RECORDS SHOWN:
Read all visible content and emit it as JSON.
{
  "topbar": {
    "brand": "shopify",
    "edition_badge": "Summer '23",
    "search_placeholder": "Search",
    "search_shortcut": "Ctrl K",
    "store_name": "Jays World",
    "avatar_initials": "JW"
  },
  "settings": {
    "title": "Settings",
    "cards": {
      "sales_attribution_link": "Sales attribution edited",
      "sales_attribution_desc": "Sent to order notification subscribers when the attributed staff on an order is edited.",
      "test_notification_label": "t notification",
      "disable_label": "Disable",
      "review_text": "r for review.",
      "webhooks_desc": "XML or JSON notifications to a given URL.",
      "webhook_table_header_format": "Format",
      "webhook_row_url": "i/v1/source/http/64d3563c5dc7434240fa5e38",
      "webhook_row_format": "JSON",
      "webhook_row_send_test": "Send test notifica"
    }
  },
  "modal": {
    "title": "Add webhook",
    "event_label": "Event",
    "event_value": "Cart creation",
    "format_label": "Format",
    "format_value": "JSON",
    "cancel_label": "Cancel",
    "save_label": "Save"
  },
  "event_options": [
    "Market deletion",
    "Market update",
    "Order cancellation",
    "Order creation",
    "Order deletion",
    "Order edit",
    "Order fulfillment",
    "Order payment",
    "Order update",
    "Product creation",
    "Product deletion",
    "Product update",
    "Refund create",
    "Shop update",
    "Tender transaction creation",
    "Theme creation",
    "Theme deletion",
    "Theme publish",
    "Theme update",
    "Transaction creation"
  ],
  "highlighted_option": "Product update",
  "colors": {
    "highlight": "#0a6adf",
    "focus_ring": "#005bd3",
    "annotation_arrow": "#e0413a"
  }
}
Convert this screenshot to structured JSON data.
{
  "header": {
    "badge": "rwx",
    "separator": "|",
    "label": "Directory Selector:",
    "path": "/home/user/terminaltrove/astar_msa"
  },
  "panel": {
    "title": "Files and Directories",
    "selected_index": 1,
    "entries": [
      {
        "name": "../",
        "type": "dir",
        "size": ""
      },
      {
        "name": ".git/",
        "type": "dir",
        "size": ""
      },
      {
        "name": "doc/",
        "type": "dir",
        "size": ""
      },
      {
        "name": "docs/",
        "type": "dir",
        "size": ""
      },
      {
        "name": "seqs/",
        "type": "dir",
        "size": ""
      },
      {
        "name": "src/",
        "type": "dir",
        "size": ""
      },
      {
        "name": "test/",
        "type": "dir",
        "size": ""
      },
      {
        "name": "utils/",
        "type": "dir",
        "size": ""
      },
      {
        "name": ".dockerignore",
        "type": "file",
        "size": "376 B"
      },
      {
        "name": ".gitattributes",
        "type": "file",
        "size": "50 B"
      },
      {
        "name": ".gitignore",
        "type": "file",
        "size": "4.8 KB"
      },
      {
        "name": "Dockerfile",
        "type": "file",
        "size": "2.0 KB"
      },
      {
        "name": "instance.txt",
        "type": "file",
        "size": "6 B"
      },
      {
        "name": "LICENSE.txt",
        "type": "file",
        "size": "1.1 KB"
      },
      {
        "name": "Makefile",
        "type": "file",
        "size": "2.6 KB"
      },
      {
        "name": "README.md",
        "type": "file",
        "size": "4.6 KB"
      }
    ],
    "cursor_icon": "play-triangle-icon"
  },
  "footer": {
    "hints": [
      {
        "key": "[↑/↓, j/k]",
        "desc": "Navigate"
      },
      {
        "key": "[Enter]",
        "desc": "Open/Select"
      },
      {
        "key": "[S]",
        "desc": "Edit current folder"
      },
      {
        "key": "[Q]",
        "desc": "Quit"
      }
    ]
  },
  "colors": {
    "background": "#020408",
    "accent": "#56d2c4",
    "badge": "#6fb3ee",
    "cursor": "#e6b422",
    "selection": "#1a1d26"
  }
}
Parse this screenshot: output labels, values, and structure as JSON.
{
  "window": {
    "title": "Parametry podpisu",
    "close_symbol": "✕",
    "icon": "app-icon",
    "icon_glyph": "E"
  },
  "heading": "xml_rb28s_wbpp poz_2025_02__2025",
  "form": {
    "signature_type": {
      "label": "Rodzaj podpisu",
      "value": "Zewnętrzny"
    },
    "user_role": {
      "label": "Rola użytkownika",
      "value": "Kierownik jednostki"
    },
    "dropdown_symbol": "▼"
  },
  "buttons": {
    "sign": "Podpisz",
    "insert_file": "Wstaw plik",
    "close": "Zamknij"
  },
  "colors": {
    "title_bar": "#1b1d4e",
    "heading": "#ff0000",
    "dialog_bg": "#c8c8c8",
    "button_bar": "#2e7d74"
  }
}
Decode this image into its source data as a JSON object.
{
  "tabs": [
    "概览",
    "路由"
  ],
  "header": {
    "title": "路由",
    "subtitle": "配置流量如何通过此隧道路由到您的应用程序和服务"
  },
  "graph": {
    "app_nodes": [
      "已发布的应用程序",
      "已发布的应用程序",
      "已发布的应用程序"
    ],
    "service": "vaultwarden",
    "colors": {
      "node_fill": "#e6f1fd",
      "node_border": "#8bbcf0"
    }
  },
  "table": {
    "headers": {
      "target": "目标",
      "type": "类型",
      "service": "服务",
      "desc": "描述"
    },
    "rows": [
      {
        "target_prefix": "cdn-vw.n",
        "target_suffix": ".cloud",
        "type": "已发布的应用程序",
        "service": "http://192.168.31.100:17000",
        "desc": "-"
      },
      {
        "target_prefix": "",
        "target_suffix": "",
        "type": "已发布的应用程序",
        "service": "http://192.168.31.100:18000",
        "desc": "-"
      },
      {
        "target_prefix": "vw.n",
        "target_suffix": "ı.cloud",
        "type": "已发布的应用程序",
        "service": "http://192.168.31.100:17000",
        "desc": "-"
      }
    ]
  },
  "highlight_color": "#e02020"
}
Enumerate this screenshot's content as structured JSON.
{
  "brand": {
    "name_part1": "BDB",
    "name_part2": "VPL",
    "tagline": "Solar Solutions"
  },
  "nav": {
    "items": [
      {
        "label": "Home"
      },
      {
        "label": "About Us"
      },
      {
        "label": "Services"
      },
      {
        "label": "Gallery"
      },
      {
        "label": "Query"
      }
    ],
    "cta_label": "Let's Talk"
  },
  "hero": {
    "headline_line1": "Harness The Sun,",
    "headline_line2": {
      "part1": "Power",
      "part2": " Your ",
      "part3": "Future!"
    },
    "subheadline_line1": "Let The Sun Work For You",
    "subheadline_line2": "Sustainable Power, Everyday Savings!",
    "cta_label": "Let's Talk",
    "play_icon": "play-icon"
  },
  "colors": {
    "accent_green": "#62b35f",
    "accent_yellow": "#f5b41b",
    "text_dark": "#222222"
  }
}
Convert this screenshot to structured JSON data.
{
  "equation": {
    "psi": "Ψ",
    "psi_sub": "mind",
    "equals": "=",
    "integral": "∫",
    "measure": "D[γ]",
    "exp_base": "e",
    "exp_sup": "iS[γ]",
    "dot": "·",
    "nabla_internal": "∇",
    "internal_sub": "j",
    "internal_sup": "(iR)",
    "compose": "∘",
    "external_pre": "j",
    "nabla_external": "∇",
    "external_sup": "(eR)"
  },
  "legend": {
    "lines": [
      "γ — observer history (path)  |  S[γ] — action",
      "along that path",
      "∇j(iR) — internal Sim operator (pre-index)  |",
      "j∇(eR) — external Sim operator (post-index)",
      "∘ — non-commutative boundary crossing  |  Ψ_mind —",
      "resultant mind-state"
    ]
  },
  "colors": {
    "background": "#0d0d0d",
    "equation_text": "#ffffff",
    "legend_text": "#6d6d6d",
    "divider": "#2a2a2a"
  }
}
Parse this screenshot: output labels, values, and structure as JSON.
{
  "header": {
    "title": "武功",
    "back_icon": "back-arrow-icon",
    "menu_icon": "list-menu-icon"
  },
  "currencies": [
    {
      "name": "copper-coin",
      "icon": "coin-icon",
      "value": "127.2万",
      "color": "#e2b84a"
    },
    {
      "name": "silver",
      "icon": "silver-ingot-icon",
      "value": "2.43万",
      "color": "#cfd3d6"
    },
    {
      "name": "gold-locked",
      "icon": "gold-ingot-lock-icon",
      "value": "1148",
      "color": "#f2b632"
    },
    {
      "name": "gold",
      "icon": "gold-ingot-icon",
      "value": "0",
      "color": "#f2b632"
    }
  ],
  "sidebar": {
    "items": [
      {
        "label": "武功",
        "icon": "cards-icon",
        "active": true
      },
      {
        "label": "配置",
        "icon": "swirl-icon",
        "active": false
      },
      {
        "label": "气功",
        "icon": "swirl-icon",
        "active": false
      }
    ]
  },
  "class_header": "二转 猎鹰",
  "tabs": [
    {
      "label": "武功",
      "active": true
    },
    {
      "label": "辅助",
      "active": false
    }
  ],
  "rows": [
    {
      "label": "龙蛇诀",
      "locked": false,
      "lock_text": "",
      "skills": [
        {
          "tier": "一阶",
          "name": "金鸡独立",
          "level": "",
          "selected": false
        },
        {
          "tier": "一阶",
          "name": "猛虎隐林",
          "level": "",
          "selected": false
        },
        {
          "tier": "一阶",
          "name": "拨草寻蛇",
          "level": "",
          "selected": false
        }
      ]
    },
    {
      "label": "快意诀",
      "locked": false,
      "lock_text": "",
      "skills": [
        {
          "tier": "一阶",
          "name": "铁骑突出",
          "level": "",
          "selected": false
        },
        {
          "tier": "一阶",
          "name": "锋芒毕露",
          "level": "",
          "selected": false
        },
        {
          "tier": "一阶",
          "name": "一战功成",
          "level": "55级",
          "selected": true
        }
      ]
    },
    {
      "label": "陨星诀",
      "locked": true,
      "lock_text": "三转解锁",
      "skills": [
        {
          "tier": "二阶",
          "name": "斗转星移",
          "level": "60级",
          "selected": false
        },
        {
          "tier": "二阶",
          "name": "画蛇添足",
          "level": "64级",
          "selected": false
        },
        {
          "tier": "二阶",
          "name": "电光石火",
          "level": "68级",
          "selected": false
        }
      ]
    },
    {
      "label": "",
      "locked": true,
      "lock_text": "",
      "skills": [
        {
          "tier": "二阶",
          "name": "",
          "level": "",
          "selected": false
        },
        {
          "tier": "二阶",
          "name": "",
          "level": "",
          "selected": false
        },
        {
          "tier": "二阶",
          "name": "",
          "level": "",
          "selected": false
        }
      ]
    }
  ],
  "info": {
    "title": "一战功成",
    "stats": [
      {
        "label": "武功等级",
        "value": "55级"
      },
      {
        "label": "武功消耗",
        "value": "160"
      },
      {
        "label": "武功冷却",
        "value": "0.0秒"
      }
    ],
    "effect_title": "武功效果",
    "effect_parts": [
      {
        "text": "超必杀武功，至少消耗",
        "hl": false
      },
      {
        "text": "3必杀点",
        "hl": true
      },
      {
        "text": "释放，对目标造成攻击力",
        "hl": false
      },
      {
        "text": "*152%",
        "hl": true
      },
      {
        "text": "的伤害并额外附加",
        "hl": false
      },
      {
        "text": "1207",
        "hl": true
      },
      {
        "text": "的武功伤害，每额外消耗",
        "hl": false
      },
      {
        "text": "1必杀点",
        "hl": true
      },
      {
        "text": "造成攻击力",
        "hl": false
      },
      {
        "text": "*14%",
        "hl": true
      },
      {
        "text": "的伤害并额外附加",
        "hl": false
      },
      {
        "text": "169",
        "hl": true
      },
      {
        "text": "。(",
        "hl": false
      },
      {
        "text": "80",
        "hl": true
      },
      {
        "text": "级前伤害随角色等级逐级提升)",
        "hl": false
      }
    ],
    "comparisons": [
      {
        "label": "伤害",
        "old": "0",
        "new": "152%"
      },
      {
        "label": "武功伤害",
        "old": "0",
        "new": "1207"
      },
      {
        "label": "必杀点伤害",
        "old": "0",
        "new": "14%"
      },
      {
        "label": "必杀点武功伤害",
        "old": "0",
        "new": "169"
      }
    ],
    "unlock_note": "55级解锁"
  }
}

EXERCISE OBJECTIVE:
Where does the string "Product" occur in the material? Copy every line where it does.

RESULT OF THE EXERCISE:
    "Product creation",
    "Product deletion",
    "Product update",
  "highlighted_option": "Product update",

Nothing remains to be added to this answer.